Who takes his spot?: Dallas Reynolds, who spent the past three seasons toiling on Philadelphia's practice squad, is the next center on the depth chart. Like Washington with Orakpo, though, the Eagles may have to consider other options. With Michael Vick getting pummeled through two weeks, having an overmatched center would not help.
• Blaine Gabbert, QB, Jaguars (knee): Gabbert was limping after he was pulled in Sunday's 27-7 loss to Houston, due to what was originally reported as a thigh injury. Later, the Jaguars revealed that Gabbert had played through both hamstring and toe injuries.

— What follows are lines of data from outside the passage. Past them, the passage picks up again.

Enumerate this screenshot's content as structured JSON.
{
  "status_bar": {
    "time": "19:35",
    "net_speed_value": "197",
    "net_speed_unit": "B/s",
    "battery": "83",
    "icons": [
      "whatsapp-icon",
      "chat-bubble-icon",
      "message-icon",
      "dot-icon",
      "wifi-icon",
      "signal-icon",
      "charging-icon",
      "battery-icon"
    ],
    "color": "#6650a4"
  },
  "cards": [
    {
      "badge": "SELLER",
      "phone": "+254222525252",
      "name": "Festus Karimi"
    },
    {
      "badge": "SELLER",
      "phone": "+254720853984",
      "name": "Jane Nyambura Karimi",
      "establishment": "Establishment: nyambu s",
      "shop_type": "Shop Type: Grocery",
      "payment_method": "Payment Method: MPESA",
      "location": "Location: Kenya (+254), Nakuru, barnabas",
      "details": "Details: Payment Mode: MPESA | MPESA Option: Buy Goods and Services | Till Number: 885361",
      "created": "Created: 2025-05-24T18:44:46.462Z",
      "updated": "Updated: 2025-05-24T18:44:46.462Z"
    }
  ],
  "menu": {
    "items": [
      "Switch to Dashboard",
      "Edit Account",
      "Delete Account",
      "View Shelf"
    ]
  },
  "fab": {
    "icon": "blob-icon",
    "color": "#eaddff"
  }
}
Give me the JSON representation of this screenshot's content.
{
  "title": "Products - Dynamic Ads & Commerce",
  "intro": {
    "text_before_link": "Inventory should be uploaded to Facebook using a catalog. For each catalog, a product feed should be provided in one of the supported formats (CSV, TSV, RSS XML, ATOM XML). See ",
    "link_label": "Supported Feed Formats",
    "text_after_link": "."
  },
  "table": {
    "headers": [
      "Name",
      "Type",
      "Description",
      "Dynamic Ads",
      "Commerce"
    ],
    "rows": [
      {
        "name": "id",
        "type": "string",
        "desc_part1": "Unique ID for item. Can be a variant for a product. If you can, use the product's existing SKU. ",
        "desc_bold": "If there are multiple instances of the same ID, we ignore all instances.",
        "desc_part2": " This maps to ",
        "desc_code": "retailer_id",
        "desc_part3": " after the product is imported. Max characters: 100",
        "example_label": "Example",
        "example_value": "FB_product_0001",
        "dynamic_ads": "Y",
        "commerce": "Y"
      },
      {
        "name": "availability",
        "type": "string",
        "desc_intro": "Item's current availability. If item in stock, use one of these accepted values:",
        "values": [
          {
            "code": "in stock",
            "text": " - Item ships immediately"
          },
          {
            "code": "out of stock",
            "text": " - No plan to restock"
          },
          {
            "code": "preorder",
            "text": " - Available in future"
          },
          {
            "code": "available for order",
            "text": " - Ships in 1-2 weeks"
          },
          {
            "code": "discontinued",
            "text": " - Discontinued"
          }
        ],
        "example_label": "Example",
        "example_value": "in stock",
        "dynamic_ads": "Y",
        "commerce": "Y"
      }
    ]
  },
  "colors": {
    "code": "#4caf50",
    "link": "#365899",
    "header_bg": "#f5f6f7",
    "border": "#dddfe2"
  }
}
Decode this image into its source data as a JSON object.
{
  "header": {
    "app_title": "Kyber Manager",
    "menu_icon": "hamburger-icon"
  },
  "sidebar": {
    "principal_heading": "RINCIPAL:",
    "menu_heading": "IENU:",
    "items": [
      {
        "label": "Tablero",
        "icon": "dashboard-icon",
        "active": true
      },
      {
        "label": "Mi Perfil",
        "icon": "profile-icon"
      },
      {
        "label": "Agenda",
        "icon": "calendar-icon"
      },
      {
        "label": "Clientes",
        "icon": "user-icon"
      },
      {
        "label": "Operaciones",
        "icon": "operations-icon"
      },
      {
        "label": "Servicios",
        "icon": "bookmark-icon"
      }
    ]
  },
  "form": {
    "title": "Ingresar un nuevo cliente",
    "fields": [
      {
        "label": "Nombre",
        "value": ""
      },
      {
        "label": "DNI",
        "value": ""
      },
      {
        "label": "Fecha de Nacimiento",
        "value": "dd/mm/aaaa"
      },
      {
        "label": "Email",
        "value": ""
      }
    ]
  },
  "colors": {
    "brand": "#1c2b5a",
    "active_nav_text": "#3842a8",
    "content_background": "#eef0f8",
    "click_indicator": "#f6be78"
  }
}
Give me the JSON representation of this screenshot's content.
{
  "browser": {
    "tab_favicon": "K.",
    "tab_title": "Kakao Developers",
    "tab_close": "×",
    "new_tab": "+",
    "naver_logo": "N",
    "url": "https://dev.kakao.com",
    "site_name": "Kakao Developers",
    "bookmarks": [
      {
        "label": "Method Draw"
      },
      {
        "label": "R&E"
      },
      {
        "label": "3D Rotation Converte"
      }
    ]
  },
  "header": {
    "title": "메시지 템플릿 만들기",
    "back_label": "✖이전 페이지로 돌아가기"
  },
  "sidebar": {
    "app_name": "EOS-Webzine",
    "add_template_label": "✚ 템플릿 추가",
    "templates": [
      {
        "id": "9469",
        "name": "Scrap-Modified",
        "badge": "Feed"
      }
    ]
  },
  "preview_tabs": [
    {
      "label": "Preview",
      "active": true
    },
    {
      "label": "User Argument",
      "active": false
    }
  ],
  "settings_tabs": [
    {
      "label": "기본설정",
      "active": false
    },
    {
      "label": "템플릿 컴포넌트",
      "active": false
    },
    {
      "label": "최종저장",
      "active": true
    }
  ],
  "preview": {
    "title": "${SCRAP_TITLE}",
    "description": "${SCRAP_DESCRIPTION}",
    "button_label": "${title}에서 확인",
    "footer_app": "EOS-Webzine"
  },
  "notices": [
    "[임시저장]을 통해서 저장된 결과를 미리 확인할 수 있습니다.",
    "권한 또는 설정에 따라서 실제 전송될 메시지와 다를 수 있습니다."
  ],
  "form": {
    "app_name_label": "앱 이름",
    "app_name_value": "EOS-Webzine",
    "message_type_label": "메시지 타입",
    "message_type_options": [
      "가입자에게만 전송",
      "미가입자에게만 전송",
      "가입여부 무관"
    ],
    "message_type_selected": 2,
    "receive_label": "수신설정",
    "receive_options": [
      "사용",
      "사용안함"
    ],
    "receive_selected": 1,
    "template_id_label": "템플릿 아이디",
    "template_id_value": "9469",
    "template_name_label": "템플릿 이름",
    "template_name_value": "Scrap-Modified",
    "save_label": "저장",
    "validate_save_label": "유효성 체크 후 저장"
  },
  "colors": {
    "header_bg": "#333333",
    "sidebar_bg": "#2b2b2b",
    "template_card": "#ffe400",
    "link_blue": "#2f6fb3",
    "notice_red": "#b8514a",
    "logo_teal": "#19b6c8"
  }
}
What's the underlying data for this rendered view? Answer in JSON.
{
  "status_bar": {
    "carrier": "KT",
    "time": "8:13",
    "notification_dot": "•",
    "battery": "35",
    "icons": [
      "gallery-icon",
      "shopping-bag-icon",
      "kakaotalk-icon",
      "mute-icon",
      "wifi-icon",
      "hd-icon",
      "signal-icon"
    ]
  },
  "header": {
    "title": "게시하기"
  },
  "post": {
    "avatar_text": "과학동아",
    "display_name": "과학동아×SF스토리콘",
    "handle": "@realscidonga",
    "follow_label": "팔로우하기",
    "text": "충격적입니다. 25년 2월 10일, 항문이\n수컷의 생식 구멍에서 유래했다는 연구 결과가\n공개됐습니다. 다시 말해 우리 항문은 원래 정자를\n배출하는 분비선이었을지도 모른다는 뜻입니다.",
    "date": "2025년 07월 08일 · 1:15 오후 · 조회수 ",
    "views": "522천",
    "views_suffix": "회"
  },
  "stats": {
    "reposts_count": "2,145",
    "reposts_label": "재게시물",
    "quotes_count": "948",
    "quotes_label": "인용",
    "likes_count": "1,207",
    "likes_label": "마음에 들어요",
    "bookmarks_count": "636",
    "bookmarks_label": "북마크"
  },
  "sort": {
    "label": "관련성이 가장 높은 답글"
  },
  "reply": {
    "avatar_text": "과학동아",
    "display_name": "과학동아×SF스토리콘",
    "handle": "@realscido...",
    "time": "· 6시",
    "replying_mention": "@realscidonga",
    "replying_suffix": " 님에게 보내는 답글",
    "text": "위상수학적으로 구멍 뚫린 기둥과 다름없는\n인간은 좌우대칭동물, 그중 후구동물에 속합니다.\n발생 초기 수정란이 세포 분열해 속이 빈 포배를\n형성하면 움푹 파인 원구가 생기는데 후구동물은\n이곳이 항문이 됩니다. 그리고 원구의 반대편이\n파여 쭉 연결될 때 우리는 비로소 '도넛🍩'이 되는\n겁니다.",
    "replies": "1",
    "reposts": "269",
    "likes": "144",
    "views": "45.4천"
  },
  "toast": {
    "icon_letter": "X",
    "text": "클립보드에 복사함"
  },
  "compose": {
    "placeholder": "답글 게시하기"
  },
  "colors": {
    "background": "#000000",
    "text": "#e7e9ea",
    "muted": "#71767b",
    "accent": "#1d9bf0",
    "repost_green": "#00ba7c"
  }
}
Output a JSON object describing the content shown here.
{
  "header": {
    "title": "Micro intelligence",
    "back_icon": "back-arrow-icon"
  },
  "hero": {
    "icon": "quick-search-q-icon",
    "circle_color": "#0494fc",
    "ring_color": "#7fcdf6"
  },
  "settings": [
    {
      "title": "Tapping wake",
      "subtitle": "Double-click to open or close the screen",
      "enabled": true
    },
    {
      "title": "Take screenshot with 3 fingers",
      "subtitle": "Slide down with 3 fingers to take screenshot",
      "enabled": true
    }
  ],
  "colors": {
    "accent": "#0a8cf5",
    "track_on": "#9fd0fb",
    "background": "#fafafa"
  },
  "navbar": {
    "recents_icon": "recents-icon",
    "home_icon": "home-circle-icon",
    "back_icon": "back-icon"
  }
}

Carroll: Gabbert left Sunday's game with a hamstring strain. The severity is unknown, but there seem to be some questions about whether he'll be ready to play in Indianapolis next week. That game will be on turf, which adds some issue. Gabbert does use his speed at times, but the left hamstring strain shouldn't affect his passing mechanics much.
Who takes his spot?: Chad Henne relieved the ineffective and hobbled Gabbert in the fourth quarter. He's in Jacksonville for just this purpose -- to take over the show if Gabbert falters.
• Shonn Greene, RB, Jets (head): Greene took a shot to the helmet in the second quarter Sunday and appeared to be woozy heading off the field. He then headed into the locker room with team trainers, only to surprisingly take the field again in the third quarter.
Carroll: Greene suffered what Arkansas would call an "injury above the shoulders." He was tested on the sidelines for concussion and returned, meaning he must have passed the tests. We'll have to watch to see how the Jets and Greene deal with this over the next few days.
Who takes his spot?:
If Greene's injury turns out to be more serious than it apparently first looked or he has a setback, Bilal Powell
would get the nod. Powell stepped in for Greene during the second quarter at Pittsburgh.